Provided records
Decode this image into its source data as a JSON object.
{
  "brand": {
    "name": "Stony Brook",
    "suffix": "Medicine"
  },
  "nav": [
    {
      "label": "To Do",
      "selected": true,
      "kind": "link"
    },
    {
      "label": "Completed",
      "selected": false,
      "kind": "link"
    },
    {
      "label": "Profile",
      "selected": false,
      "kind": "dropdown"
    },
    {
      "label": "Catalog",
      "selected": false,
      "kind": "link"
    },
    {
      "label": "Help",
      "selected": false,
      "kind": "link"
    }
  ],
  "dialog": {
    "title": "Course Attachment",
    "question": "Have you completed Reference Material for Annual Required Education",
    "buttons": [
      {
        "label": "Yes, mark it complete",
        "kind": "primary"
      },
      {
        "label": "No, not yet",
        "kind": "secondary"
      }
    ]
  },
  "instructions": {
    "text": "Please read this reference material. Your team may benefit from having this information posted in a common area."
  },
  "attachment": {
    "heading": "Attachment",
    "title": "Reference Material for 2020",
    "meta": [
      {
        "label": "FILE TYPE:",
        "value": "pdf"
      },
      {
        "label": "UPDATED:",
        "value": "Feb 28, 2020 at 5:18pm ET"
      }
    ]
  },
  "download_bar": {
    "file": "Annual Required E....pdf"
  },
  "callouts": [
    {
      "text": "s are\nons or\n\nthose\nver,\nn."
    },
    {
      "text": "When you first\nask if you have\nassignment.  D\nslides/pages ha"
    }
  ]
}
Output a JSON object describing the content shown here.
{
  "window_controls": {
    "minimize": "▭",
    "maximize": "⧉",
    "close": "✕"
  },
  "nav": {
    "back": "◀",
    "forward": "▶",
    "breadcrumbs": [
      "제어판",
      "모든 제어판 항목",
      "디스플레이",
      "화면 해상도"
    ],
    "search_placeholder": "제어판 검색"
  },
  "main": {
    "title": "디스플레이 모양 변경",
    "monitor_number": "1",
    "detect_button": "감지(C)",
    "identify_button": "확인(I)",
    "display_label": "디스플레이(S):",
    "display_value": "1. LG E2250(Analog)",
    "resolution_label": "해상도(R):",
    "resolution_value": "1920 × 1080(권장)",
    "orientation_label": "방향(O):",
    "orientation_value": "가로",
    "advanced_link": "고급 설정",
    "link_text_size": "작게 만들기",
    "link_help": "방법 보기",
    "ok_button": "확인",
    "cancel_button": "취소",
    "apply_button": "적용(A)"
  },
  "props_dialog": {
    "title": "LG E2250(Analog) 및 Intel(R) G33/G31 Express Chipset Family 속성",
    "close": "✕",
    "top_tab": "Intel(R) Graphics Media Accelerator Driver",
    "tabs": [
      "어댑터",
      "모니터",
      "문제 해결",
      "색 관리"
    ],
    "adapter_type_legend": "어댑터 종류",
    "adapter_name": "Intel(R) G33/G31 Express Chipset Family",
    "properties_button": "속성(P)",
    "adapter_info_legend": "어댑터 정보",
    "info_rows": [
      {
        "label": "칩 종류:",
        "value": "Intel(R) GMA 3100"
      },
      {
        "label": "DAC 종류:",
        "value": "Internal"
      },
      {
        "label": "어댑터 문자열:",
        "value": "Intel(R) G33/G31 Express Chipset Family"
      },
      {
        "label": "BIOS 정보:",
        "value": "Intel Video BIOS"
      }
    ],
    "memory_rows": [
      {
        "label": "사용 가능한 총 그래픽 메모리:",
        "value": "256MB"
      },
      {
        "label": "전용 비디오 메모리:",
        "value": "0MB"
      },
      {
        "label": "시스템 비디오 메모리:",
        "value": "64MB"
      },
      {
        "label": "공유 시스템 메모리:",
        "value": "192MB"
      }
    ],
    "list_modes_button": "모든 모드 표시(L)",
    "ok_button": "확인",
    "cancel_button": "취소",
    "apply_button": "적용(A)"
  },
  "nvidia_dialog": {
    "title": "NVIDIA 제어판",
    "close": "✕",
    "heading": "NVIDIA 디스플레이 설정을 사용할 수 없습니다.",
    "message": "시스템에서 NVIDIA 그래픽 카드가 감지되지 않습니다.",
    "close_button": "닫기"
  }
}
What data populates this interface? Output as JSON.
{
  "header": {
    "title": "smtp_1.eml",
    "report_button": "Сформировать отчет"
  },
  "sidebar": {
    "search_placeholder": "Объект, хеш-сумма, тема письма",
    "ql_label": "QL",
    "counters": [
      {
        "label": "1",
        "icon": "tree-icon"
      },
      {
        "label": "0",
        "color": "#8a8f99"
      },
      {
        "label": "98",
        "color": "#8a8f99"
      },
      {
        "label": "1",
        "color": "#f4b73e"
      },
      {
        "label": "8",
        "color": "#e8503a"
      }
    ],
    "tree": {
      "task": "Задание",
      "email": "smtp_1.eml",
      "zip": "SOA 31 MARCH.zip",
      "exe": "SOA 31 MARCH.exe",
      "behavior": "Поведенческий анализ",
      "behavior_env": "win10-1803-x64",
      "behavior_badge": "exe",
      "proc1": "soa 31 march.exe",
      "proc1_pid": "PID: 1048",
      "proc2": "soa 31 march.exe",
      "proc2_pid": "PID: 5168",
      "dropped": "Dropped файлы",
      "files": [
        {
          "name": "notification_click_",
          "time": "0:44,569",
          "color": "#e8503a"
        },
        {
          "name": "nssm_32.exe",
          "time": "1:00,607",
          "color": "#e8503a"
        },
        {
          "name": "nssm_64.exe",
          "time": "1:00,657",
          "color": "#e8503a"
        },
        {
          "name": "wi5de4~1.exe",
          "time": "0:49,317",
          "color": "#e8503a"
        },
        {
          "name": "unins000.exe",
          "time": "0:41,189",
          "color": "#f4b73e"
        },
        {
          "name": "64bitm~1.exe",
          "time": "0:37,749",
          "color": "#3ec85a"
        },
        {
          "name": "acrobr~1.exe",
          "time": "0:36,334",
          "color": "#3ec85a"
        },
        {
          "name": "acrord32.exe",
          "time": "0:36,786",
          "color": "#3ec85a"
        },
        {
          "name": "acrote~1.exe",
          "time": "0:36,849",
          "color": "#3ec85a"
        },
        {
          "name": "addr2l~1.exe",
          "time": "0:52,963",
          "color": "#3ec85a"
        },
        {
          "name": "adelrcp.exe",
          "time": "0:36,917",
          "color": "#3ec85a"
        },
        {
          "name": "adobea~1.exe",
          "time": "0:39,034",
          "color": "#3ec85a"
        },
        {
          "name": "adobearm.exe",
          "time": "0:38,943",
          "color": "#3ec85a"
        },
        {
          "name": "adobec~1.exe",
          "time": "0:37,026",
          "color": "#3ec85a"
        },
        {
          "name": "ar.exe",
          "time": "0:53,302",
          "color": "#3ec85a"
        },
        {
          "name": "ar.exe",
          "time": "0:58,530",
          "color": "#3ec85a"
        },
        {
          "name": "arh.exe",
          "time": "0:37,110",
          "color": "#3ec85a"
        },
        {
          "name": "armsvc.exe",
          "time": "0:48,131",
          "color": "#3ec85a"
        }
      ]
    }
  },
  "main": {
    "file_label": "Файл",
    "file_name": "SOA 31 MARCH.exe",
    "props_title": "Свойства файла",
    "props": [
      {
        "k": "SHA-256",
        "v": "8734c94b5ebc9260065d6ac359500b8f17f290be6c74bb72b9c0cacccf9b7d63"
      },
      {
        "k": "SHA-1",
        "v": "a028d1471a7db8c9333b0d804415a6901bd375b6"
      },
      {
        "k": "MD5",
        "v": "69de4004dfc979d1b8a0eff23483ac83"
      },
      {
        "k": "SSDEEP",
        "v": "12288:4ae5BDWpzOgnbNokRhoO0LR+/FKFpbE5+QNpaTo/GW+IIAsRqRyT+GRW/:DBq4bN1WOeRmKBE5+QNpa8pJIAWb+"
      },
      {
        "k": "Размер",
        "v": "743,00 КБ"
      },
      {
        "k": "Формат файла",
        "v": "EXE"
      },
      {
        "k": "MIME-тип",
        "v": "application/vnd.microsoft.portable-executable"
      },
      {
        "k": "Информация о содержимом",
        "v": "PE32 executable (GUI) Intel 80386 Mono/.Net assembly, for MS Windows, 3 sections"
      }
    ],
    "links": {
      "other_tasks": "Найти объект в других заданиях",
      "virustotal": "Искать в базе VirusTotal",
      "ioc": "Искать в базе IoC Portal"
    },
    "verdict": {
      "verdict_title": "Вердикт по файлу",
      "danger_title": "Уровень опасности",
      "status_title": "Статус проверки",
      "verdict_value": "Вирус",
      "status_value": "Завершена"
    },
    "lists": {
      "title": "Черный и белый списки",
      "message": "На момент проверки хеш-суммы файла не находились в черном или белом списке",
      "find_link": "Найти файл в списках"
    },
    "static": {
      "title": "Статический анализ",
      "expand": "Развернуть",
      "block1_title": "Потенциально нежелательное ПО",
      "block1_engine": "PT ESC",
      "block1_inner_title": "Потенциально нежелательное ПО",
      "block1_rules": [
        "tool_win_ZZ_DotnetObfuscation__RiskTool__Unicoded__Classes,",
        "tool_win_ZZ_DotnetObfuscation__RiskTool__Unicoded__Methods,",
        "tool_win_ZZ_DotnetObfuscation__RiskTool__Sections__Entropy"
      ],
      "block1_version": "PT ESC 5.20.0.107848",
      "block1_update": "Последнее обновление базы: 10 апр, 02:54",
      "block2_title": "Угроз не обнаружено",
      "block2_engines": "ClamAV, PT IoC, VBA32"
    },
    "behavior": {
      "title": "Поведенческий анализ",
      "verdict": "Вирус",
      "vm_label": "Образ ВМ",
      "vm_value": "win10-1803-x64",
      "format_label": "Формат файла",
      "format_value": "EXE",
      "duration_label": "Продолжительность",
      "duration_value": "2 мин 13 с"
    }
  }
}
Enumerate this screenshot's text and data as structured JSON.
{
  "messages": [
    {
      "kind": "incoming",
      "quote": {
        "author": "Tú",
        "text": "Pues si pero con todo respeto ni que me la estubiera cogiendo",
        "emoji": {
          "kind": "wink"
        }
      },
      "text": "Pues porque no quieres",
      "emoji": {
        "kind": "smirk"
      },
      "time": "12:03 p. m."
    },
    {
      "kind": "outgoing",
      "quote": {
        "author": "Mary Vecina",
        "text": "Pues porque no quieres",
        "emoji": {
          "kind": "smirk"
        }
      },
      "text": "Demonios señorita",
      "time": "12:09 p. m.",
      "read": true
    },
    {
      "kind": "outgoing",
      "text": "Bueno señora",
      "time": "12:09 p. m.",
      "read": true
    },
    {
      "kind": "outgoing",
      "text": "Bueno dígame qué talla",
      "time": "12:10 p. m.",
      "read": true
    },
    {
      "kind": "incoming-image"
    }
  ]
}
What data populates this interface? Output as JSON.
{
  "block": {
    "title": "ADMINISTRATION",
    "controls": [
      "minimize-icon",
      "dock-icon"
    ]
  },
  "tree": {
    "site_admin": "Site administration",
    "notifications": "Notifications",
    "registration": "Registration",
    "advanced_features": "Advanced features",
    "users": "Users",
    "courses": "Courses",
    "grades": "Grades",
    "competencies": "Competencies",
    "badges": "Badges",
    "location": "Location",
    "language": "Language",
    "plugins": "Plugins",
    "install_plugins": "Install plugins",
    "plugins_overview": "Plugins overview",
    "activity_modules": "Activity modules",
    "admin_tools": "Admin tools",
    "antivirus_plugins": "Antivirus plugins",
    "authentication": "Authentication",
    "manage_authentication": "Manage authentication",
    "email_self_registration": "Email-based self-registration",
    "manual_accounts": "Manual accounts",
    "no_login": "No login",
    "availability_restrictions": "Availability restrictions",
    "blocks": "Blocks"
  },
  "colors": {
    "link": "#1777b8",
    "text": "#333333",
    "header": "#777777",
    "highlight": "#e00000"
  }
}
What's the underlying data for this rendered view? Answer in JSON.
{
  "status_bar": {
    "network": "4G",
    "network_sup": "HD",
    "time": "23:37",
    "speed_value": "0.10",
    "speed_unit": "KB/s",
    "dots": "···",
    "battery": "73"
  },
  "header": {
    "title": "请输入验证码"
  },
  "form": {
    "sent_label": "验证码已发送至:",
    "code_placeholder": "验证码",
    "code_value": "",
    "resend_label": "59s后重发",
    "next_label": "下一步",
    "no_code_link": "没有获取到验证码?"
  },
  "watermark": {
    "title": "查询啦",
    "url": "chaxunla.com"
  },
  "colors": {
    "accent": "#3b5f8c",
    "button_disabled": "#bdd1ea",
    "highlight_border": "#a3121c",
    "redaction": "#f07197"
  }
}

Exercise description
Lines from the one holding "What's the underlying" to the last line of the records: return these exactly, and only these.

Your solution
What's the underlying data for this rendered view? Answer in JSON.
{
  "status_bar": {
    "network": "4G",
    "network_sup": "HD",
    "time": "23:37",
    "speed_value": "0.10",
    "speed_unit": "KB/s",
    "dots": "···",
    "battery": "73"
  },
  "header": {
    "title": "请输入验证码"
  },
  "form": {
    "sent_label": "验证码已发送至:",
    "code_placeholder": "验证码",
    "code_value": "",
    "resend_label": "59s后重发",
    "next_label": "下一步",
    "no_code_link": "没有获取到验证码?"
  },
  "watermark": {
    "title": "查询啦",
    "url": "chaxunla.com"
  },
  "colors": {
    "accent": "#3b5f8c",
    "button_disabled": "#bdd1ea",
    "highlight_border": "#a3121c",
    "redaction": "#f07197"
  }
}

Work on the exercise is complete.